Burning trash or garbage, construction and other debris, old tires and other materials considered toxic or hazardous, including leaves and grass clippings, is illegal at all times of year in Delaware. Tickets issued by the Delaware Natural Resources Police Environmental Crimes Unit for open burning violations are punishable by fines of $500 to $1,500, plus court costs.

The Delaware Department of Natural Resources and Environmental Control protects and manages the state’s natural resources, protects public health, provides outdoor recreational opportunities, and educates Delawareans about the environment. The DNREC Division of Air Quality monitors and regulates all emissions to the air. The DNREC Division of Waste and Hazardous Substances ensures Delaware’s wastes are managed to protect human life, health, safety and the environment. For more information, visit the website and connect with @DelawareDNREC on Facebook, Twitter or LinkedIn.

Media Contacts: Joanna Wilson, joanna.wilson@delaware.gov; Michael Globetti, michael.globetti@delaware.gov

DNREC and Perdue AgriRecycle, LLC reach settlement agreement on Solid Waste Permit violations

Dover – Delaware’s Department of Natural Resources and Environmental Control (DNREC) and Perdue AgriRecycle, LLC (Perdue) have entered into a settlement agreement that resolves environmental violations arising from operations under Composting Permit SW-18/03, DNREC Secretary Shawn M. Garvin announced today. Under this permit, Perdue operates a composting facility in Seaford using agricultural wastes and residues from their operations as feedstock for the company’s compost production.

Perdue’s permit requires quarterly reporting of analytical testing of compost batches to ensure that it is fit to be sold. Issues arose from lab reports being provided in a piecemeal manner to DNREC. Additionally, the reports were missing key data points, and DNREC’s Division of Waste & Hazardous Substances questioned the compost batch samples and their chain-of-custody. Chain-of-custody helps to make sure a sample is handled in such a way as to maintain quality control and prevents introducing potential contamination into the process of moving the sample from the field to the lab.

In addition to the piecemeal data reporting, there were other instances where incorrect data was provided to DNREC as part of Perdue’s quarterly reporting process. In these instances, subsequent review of data showed that the material in question exceeded allowable levels of chemicals including chromium VI and fecal bacteria.

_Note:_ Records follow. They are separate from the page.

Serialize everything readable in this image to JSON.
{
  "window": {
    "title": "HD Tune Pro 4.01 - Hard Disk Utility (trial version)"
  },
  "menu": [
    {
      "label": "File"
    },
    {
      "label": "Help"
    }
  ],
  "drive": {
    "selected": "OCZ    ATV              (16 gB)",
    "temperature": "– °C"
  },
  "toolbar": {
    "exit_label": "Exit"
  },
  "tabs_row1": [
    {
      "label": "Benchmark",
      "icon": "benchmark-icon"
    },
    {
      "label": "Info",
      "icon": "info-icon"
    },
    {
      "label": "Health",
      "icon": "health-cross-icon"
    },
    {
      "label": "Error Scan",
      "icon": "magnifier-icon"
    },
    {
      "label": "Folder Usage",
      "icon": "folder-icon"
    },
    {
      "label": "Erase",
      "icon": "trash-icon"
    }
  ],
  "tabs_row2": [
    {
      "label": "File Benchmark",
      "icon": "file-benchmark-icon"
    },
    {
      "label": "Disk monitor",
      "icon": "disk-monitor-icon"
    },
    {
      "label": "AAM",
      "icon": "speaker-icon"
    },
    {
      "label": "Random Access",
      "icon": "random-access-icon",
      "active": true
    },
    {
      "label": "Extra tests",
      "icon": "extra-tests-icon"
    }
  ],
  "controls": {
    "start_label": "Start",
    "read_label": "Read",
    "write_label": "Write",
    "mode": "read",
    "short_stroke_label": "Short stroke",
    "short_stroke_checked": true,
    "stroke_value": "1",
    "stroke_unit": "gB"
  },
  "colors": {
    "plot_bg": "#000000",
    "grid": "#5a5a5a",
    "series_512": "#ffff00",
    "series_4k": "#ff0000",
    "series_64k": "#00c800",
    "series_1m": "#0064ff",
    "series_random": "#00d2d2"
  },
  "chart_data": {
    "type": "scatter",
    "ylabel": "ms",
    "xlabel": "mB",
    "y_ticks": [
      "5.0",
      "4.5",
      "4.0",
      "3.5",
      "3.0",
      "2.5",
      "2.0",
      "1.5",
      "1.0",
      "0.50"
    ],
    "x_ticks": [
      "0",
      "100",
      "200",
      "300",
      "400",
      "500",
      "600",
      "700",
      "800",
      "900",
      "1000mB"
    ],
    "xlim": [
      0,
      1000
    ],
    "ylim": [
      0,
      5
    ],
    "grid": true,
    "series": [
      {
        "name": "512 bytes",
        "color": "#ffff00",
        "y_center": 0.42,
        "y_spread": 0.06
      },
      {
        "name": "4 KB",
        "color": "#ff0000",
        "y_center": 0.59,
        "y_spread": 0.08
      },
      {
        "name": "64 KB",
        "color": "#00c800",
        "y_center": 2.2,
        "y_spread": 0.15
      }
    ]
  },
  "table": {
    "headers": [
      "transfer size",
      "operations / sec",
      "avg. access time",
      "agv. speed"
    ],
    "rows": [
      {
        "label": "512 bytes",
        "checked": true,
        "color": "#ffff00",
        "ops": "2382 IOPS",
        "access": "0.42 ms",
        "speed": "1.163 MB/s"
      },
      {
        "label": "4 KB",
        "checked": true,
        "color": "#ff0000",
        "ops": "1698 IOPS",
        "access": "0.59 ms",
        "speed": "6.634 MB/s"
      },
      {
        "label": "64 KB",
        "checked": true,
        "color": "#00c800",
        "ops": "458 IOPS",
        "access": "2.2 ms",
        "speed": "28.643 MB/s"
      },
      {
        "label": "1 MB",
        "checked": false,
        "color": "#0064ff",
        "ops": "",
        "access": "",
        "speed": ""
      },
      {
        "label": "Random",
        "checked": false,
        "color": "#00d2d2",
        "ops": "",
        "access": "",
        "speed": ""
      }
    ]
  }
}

The settlement agreement directs Perdue to change how they are reporting as well as to clarify how reports will be provided to DNREC. Additionally, it focuses on ensuring that the quality of finished product is high and conforms to the standards within Permit SW-18/03 and that “unfinished” product will no longer be distributed by Perdue AgriRecycle, LLC.

Through the settlement agreement, DNREC Secretary Garvin issued an Administrative Penalty to Perdue AgriRecycle, LLC for the violations of Delaware’s Regulations Governing Solid Waste. The Settlement Agreement assesses a penalty of $179,429, which includes $4,429 from Perdue AgriRecycle, LLC for DNREC cost recovery. Perdue has accepted obligations set forth by DNREC and agreed to corrective actions required by the Department.

The settlement agreement can be found on the DNREC website at dnrec.alpha.delaware.gov/secretarys-orders/.

Media Contact: Michael Globetti, DNREC Public Affairs, 302-739-9902